The company expanded the size of the unit since 2013. Originally it was built with capacity to produce 250,000 metric tons per year of Group II oils, but it now can make 450,000 t/y of Group II oils and white oils, the network reported.
White oils have become a popular product for Chinese refiners in recent years as they consider them to be higher-margin petroleum products.
Refining units often deteriorate if left idle for very long, and the process or starting Yanshan’s Group II unit war arduous. It took 26 months before the company was satisfied with performance of the plant – in particular a hydrogenation unit that was the main piece of the construction project.
The Yanshan refinery formerly operated an older base oil plant with capacity to make 250,000 t/y of Group I oils, but that facility was closed around the start of 2016.

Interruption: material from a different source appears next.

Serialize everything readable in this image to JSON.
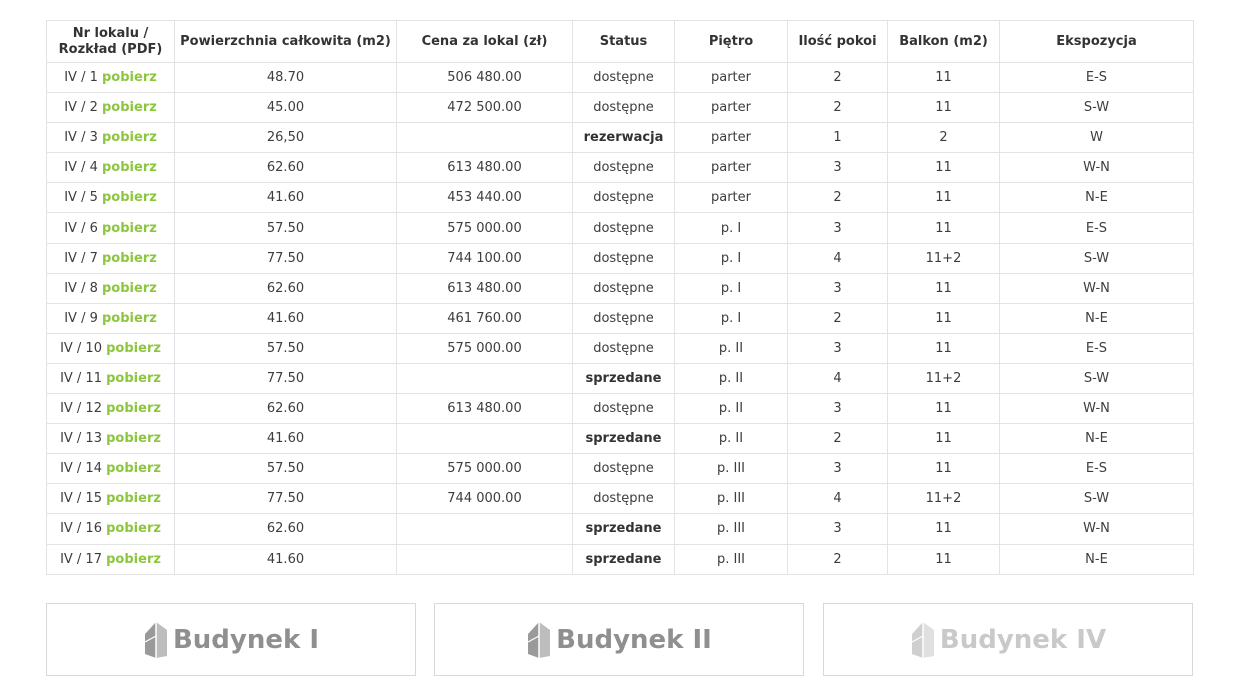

Along with an improvement in profit margins for base oils, Sinopec’s decision to open the base oil plant was influenced by shrinking margins for motor fuels. Officials said they are focused on increasing production of higher-margins products.